The Yakama Nation called for the removal of three lower Columbia River dams, in an effort to save salmon and preserve First Nations’ culture.
Standing on the banks of the Columbia River, near the remnants of Celilo Falls, Yakama Nation Chairman JoDe Goudy traced the history of decrees, congressional acts and court cases that led to the damming of the river.
“The false religious doctrine of Christian discovery was used by the United States to perpetuate crimes of genocide and forced displacement against Native Peoples,” Goudy said. “The Columbia River dams were built on this false legal foundation, and decimated the Yakama Nation’s fisheries, traditional foods and cultural sites.”
This Indigenous Peoples’ Day, Goudy looked to the river behind him, now a lake, he said.
“We are calling on that action to happen, because when you go back, and you understand the truth, with regard to what has materialized – this lake behind us all – once one of the greatest, one of the mightiest big rivers in the world,” Goudy said.
Celilo Falls once served as an integral fishing location for Northwest tribes, and was reputed to be one of the most productive fisheries in the world. The falls were submerged when The Dalles Dam was built in 1957. The final dam on the Columbia River, John Day Dam, was completed in 1972.
“Our way of life, of the Natives, is fading. What we can collectively do to sustain our way of life from now to as far as we can see into the future because if we do not, then we will cease to be," Goudy said.
Goudy said First Nations never agreed to damming the river. He called on congressional leaders and others to remove the dams, and now have a “chance to do what’s right.”
Lummi Nation Chairman Jay Julius said the fate of salmon today is a “horrifying reality.”

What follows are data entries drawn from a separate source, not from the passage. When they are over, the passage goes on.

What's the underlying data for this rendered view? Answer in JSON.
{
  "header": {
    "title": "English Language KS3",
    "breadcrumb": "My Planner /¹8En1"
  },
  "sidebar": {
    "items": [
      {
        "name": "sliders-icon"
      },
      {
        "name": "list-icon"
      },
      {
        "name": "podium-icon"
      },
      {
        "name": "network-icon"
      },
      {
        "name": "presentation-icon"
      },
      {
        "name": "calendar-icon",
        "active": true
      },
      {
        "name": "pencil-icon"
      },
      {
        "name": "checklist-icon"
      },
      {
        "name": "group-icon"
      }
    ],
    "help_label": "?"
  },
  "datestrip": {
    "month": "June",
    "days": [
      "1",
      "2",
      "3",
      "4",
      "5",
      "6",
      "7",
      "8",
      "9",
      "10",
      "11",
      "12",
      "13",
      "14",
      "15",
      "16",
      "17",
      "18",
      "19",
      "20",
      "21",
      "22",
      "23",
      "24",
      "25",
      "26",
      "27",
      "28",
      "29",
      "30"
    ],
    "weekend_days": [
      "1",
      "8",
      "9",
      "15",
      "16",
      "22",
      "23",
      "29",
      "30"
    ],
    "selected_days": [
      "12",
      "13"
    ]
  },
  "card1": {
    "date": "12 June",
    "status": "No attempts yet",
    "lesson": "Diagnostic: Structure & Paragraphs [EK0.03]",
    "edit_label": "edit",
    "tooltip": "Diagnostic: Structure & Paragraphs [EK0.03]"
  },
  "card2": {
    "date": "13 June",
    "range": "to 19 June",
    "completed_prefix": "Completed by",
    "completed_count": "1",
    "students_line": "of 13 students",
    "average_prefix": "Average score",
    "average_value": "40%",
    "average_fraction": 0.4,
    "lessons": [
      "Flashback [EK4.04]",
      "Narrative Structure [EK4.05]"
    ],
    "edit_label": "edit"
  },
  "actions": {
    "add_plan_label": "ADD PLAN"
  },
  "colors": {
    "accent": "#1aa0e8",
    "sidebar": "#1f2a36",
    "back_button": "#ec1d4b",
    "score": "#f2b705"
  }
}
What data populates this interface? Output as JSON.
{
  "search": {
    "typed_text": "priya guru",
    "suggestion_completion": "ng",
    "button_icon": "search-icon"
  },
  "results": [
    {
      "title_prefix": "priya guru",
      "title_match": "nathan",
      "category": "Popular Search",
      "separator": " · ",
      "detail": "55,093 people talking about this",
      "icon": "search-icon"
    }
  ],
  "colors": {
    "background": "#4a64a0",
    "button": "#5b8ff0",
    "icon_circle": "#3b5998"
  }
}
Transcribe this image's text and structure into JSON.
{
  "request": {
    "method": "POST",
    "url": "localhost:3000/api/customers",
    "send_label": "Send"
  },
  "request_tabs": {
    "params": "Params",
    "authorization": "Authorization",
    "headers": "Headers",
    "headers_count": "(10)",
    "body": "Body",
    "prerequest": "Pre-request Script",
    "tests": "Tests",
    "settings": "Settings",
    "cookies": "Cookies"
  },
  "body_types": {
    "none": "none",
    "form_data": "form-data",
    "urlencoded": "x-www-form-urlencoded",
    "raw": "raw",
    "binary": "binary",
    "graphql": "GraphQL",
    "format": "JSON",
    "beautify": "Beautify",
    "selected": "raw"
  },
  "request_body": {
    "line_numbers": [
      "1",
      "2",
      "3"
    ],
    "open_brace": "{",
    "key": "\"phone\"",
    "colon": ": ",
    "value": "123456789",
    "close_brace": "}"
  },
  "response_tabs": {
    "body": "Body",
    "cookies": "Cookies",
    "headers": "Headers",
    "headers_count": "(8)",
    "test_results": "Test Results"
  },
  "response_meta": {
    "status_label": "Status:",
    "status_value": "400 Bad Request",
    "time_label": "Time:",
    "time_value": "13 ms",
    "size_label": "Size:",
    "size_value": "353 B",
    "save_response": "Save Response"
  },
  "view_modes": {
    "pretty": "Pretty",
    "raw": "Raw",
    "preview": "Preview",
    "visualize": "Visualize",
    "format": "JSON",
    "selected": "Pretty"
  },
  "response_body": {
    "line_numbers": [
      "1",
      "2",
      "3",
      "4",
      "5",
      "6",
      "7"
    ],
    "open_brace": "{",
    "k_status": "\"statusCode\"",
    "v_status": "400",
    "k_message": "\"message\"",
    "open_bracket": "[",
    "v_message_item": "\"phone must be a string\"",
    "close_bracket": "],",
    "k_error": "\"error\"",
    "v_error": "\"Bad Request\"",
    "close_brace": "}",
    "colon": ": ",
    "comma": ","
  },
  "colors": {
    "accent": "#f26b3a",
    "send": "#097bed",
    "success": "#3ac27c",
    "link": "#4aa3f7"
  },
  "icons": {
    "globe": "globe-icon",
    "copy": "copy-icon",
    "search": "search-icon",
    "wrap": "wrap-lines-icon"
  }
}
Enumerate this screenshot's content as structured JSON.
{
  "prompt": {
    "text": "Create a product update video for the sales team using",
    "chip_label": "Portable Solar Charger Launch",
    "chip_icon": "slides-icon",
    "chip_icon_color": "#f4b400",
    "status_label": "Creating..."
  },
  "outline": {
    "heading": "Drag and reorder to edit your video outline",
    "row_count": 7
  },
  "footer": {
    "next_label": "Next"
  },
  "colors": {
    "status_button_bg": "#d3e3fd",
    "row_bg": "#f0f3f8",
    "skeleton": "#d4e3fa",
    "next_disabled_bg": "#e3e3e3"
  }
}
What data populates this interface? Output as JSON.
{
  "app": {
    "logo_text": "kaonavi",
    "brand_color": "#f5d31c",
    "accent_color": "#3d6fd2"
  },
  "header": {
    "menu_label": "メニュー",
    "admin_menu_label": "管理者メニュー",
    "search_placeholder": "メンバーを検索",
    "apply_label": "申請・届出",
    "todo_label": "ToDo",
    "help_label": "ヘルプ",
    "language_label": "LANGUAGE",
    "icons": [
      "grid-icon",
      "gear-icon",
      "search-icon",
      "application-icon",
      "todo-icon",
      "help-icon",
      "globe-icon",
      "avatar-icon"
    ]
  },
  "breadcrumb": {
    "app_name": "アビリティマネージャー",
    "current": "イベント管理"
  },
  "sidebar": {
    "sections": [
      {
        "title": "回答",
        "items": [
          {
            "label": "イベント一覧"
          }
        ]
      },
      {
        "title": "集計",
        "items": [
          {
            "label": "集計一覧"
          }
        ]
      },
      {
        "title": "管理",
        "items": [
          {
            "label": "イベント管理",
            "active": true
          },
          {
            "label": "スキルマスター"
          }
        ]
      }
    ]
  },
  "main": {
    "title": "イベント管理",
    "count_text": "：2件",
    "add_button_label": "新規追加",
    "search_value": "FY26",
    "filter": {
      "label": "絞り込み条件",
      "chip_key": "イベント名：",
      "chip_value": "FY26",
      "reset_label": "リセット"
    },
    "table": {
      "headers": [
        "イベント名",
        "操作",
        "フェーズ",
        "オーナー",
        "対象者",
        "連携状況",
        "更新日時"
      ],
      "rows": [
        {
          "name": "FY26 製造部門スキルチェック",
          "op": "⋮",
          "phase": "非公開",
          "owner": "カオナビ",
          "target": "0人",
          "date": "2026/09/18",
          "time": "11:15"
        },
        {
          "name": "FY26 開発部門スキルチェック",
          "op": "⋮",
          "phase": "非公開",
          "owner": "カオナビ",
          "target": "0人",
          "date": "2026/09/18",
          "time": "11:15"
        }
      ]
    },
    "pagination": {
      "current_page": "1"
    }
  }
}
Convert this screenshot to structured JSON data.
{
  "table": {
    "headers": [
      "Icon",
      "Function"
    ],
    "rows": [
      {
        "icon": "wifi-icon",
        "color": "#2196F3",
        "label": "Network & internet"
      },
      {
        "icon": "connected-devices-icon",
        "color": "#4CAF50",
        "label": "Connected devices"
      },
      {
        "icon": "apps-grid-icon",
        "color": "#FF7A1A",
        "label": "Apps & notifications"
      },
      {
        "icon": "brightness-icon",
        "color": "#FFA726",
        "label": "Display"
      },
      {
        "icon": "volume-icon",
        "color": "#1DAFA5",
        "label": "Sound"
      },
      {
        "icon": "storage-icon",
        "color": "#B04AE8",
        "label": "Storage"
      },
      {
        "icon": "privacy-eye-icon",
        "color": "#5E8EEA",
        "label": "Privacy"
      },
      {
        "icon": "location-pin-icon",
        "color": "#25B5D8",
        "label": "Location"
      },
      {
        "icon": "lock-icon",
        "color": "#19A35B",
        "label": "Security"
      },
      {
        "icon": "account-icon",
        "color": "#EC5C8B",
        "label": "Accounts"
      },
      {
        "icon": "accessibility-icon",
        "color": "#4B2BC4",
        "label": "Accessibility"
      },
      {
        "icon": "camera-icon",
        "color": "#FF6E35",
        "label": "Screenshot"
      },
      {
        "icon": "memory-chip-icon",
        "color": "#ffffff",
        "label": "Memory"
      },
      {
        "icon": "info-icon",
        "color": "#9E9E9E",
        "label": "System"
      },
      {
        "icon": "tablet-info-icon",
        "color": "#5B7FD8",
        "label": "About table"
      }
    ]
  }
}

“A stand was taken again today. As our elders took yesterday. As our ancestors took yesterday,” Julius said.
Although calls to remove the four lower Snake River dams have been ongoing, this is the first big push to remove these mainstream Columbia River dams.
The dams are managed by the Bonneville Power Administration. They provide power and river access to inland ports.
In a statement, Northwest RiverPartners, a group that advocates for ports and businesses, said the dams provide critical carbon-free power.
“We have great respect for the Yakama and Lummi nations and for Indigenous Peoples' Day, but we believe that the lower Columbia River dams are a critical carbon free resource in our fight against the climate crisis that threatens the health and well-being of the entire Northwest,” the emailed statement said.
Conservation groups called the proposal “bold and courageous,” especially as it comes to restoring threatened and endangered salmon and endangered orcas that rely on those same fish.
“Our decades-long effort to recover endangered salmon is not working. The stagnant reservoirs behind the dams create dangerously hot water, and climate change is pushing the river over the edge. Year after year, the river gets hotter. The system is broken, but we can fix it,” said Brett VandenHeuvel, with Columbia Riverkeeper, in a statement.
At the event, people shared childhood memories of a time before Celilo Falls was submerged.
“They say that you could walk across the water and walk across the fish. This whole Columbia River has been covered. I remember when John Day Dam was made. I remember being out in that river fishing, and I remember an island, where we once made arrowheads, that were covered up,” said Karen Jim Whitford, a Yakama elder
Klickitat tribal elder Wilbur Slockish, Jr., pointed to recent dam removals in the Northwest and how quickly fish have returned to those rivers.
"Take a look at Condit Dam, how the river is rebuilding it. Take a look at Lower Elwha, what the fish are doing there, and maybe we'll get those spawning beds back up below John Day (Dam)," Slockish said. "All the dams need to go."
First Nation leaders said the dams need to be removed as soon as possible to save salmon.
“Will we be the generation that forgot those that are coming behind us – those that remain unborn? Will we be the generation that forgot to speak for the resources that cannot speak in a manner that we can understand," Goudy said.